Wednesday, March 25, 2015

Target Eyesore in Hollywood: Blame the La Mirada Avenue Neighborhood Association

On the corner of Sunset and St. Andrews, directly across from a bustling Home Depot sits the unfinished Hollywood Target. It's an eyesore. It's a fiasco. And the blame for the construction stoppage falls squarely on one group: The La Mirada Neighborhood Association. This highly litigious organization filed the suit, along with a few other neighborhood groups, that resulted in the cessation of work on the Target retail complex as of August 2014. Their issue is that the building was designed to reach a height of 74 feet, in an area where heights are limited to 35 feet. This is one of many suits brought by these self-proclaimed saviors of Hollywood, who are opposed to growth.

Their supporters talk a lot about the rule of law. They say it's not the size of the structure that's the problem — it's that the city council circumvented existing zoning laws to give special permission to Target. To this, I have two things to say:  YES they did. And THANK YOU, City Council. Sometimes, to make progress, you have to push the limits of a law — sometimes even violate it — to get the change you want. I shudder to think where the civil rights movement would be today without the courageous law-breakers who put their lives on the line toward the goal of changing the law.

The name and tag line of one of La Mirada's sister associations fighting for the same cause is "Save Hollywood." What, the ugly, seedy, wonky, run-down Hollywood of my youth? Back then the old 'hood was low-slung and sprawling with no reason to walk the star-paved boulevard other than the sidewalk itself. Look at it now! We are a pedestrian hub anchored by three glorious metro stops! Help me understand what it is about the old Hollywood you are trying to recapture. Was it the prostitutes or the drug dealers? The graffiti? What.

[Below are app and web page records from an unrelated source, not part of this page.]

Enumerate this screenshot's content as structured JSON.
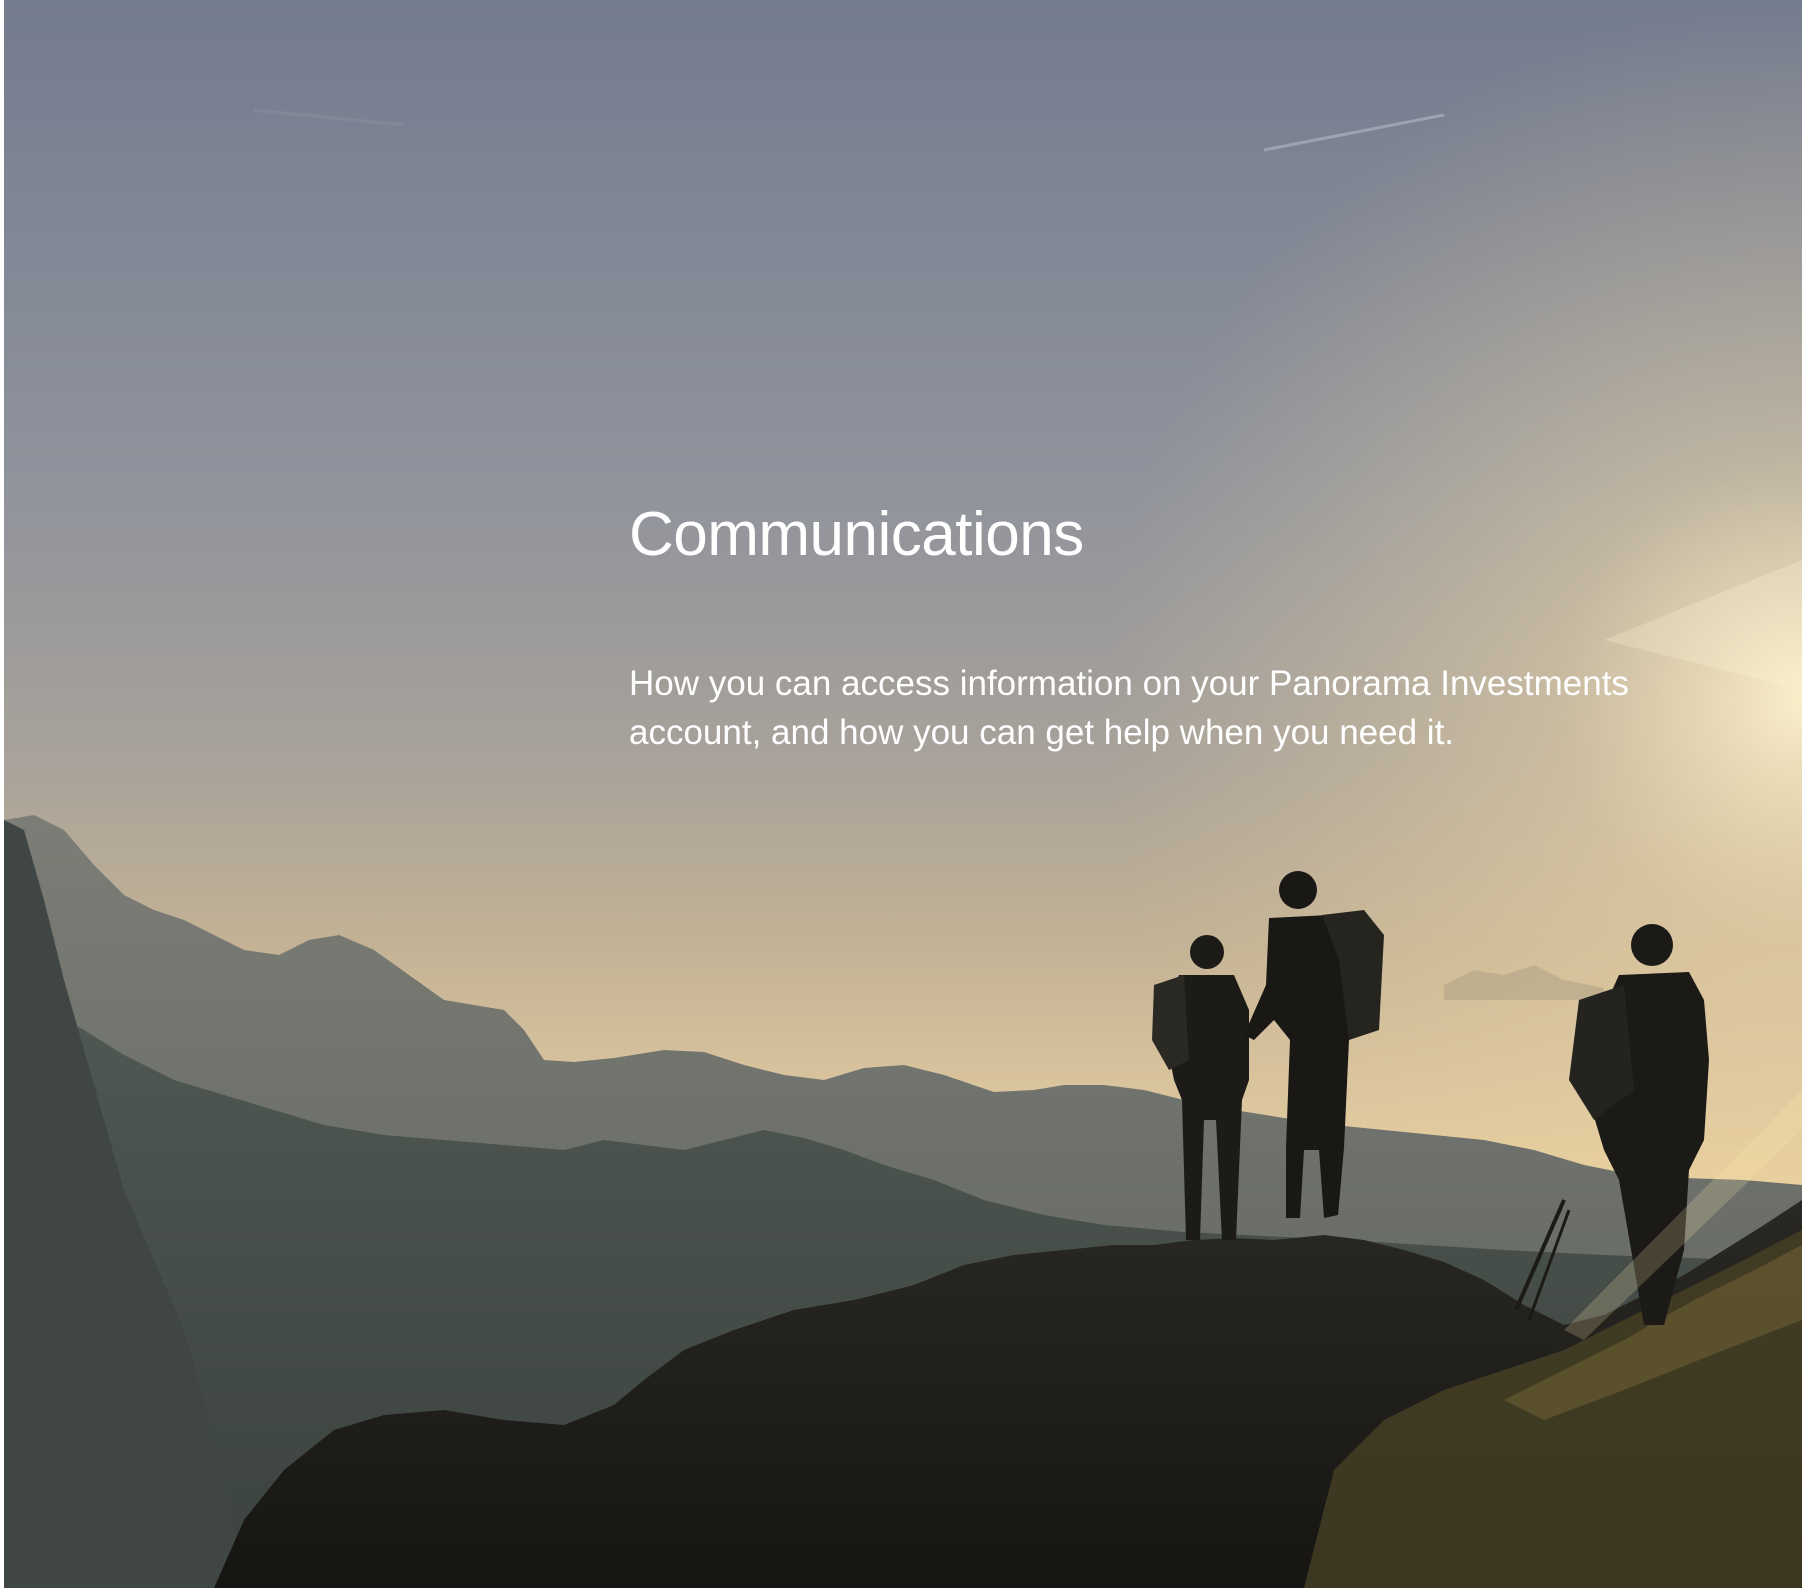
{
  "section": {
    "title": "Communications",
    "description": "How you can access information on your Panorama Investments account, and how you can get help when you need it."
  },
  "hero_image": {
    "subject": "silhouette-of-three-hikers-on-mountain-ridge-at-sunset",
    "colors": {
      "sky_top": "#737b8e",
      "sky_mid": "#a39e98",
      "horizon": "#e8cf9e",
      "far_mountains": "#6b6f6c",
      "mid_mountains": "#4c5452",
      "foreground": "#1d1c19"
    }
  }
}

Sure, La Mirada would like you to blame the city council for the work stoppage. They would like you to blame the mayor. And if by "blame" you mean "give credit where credit is due," then in fact, I do blame the mayor. I blame him for backing projects that are taller and not perpetuating the sprawl L.A. is known for. I blame him for bringing retail shops to the sidewalks instead of pushed back behind an expanse of paved parking lot, creating a more pedestrian-friendly streetscape. I blame him for promoting density and making Hollywood more bike-able. I blame him for improving my neighborhood in numerous ways. Shame on you, Mayor Garcetti! I blame you!

But I'm not going to waste my time pointing fingers. I'm going to spend my energy on fighting to get this development finished. I've written to the mayor's office to ask what I can do to help. A petition? A protest? I’ll jump in with both feet. The La Mirada Neighborhood Association may like to think that they are the voice of the neighborhood, but they do not — DO NOT — speak for me. 

Friday, March 6, 2015

Four Years Later ...

OK, so it has been a little while since I last posted. Funny now to look back over my last few posts, which add up to a snapshot of a period in my life that was uncertain, scary and dark. I didn't know it at the time, but that last post about the garden was me at a threshold. After that, my world turned upside down. We halted all renovations on the house. My mom had been sick, and a year-and-a-half later she died of a lung condition that was never properly identified. I slid into a deep funk, accompanied by a long period of strenuous soul-searching. I kept trying to spin my situation -- our situation -- as temporary, like the dip in the economy. It would get better. But years go on, and it gets really hard to see what you're living as temporary.

But a couple weird things happened. For one, we survived. While my career fortunes waned, my husband's ascended, and we ended up scraping by with change to spare. We never lost the house or anything else. And all that soul-searching I did? It changed me. It gave me a better understanding of myself than ever before. After 20 years as a desk jockey, I realized I'd hated every job I'd ever had and found a new appreciation for the life I was leading outside of my career. I had little kids and a sick mom and I was there for all of them at a time when they needed me. I reshaped how I lived -- Like, instead of waking up in the morning and saying "What do I have to do to get by?" I said, "This is your ideal world. You have no limitations. What are you going to do today?" And then I did them. And this attitude brought me to do some crazy, interesting, fun, weird, sometimes embarrassing stuff. But that's for a different blog post on a different blog. This is a renovation blog.

So the key thing that happened that is pertinent to our house project is that I started working again. Yes, this was the undoing of a lot of the self-discovery I'd just been through -- but again, different blog. Working again meant moving forward again with the house project.

Or you'd think it would -- but it's been a year-and-a-half since I went back to work and the number of renovations we've done amounts to zero. But that's OK, right? It takes a while to build up resources, to get plans together, to hire people, to get bids, to pick materials, to make decisions and to GO!

So here I am at another threshold (I hope). And if the months to come bring all the changes to this house that I am hoping for, I will be sure to document them here, for your consumption. Feels good to be back!